7/17 Countdown to Cooperstown
Fergie Jenkins can’t wait until Ron Santo is able to add “Hall of Fame” after his name. Unfortunately, as Cubs fans know, the honor came too late for Santo to do that himself. Santo, the long time Cubs third baseman and radio color man, will be inducted into the baseball Hall of Fame on Sunday in Cooperstown. As part of a week-long series of events, Santo, who died in December 2010, almost one year to the day before he was elected into the Hall, was celebrated on Tuesday at the “Cubs Corner” luncheon sponsored by WGN Radio.

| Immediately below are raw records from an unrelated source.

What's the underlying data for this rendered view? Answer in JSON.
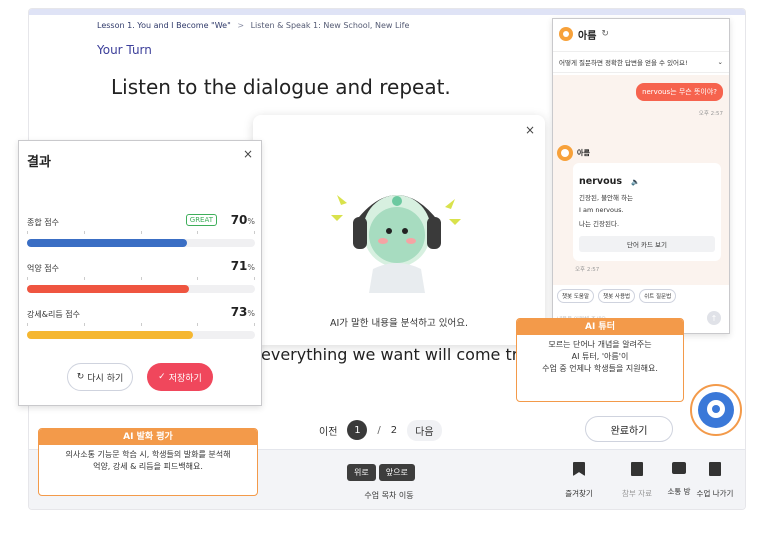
{
  "lesson": {
    "breadcrumb_lesson": "Lesson 1.  You and I Become \"We\"",
    "breadcrumb_sub": "Listen & Speak 1: New School, New Life",
    "your_turn": "Your Turn",
    "instruction": "Listen to the dialogue and repeat.",
    "dialogue_line": "everything we want will come true."
  },
  "analyze_modal": {
    "close": "×",
    "message": "AI가 말한 내용을 분석하고 있어요."
  },
  "result_panel": {
    "title": "결과",
    "close": "×",
    "metrics": [
      {
        "label": "종합 점수",
        "value": "70",
        "unit": "%",
        "badge": "GREAT",
        "percent": 70,
        "color": "#3a6ec4"
      },
      {
        "label": "억양 점수",
        "value": "71",
        "unit": "%",
        "percent": 71,
        "color": "#ef5540"
      },
      {
        "label": "강세&리듬 점수",
        "value": "73",
        "unit": "%",
        "percent": 73,
        "color": "#f5b731"
      }
    ],
    "retry_label": "다시 하기",
    "save_label": "저장하기"
  },
  "pager": {
    "prev": "이전",
    "current": "1",
    "slash": "/",
    "total": "2",
    "next": "다음"
  },
  "complete_label": "완료하기",
  "bottom_bar": {
    "nav_up": "위로",
    "nav_down": "앞으로",
    "nav_label": "수업 목차 이동",
    "tools": [
      {
        "label": "즐겨찾기",
        "icon": "bookmark-icon"
      },
      {
        "label": "참부 자료",
        "icon": "attachment-icon"
      },
      {
        "label": "소통 방",
        "icon": "chat-room-icon"
      },
      {
        "label": "수업 나가기",
        "icon": "exit-icon"
      }
    ]
  },
  "chat": {
    "name": "아름",
    "refresh": "↻",
    "subhead": "어떻게 질문하면 정확한 답변을 얻을 수 있어요!",
    "user_message": "nervous는 무슨 뜻이야?",
    "user_time": "오후 2:57",
    "bot_name": "아름",
    "bot_word": "nervous",
    "bot_speaker": "🔈",
    "bot_meaning": "긴장된, 불안해 하는",
    "bot_example_en": "I am nervous.",
    "bot_example_ko": "나는 긴장된다.",
    "bot_card_button": "단어 카드 보기",
    "bot_time": "오후 2:57",
    "chips": [
      "챗봇 도움말",
      "챗봇 사용법",
      "쉬트 질문법"
    ],
    "input_placeholder": "내용을 입력해 주세요",
    "send": "↑"
  },
  "callout_ai_tutor": {
    "title": "AI 튜터",
    "line1": "모르는 단어나 개념을 알려주는",
    "line2": "AI 튜터, '아름'이",
    "line3": "수업 중 언제나 학생들을 지원해요."
  },
  "callout_ai_speech": {
    "title": "AI 발화 평가",
    "line1": "의사소통 기능문 학습 시, 학생들의 발화를 분석해",
    "line2": "억양, 강세 & 리듬을 피드백해요."
  },
  "colors": {
    "accent_orange": "#f39a4a",
    "save_red": "#f0475c",
    "fab_blue": "#3a78d8"
  }
}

“Everybody’s asking how we’re gearing up for it and what we’re looking forward to,” Ron Santo Jr. said. “Personally, I’ve never been there, so I’m looking forward to actually going to Cooperstown and seeing the museum and the town and everything I’ve heard about. It’s just icing on the cake to watch the presentation on Sunday to see dad’s plaque finally go up.”
Santo’s wife Vickie will deliver the speech Sunday, and has been practicing, Ron Jr. said, but not in front of family.
“I think she’d probably be more nervous doing that in front of us than in front of the crowd,” he said.
Jenkins, who was Santo’s Cubs teammate, and inducted into Cooperstown in 1991, will attend the festivities Sunday.
“I think the family in general will be really excited because of the fact that Ronnie is getting inducted,” Jenkins said. “Unfortunately, Ronnie isn’t with us, but now with Ron Santo’s name, you’ll see ‘HOF’ behind it, it’ll be very important. This is an opportunity to get put in a class of great athletes, and Ronnie was a great athlete.”
Santo’s son, Jeff, who directed “This Old Cub,” a movie about his father’s life, has put together a special edition of the film (available at santofilms.com) which includes footage of the statue unveiling at Wrigley Field for his father as well as the city of Chicago’s sendoff after his funeral. Fans also can celebrate Santo highlights on a CD compiled by Hughes, part of his “Baseball Voices” collection.
“This was something he wanted ever since he retired,” Ron Jr. said. “To him, it was the pinnacle.”
— Carrie Muskat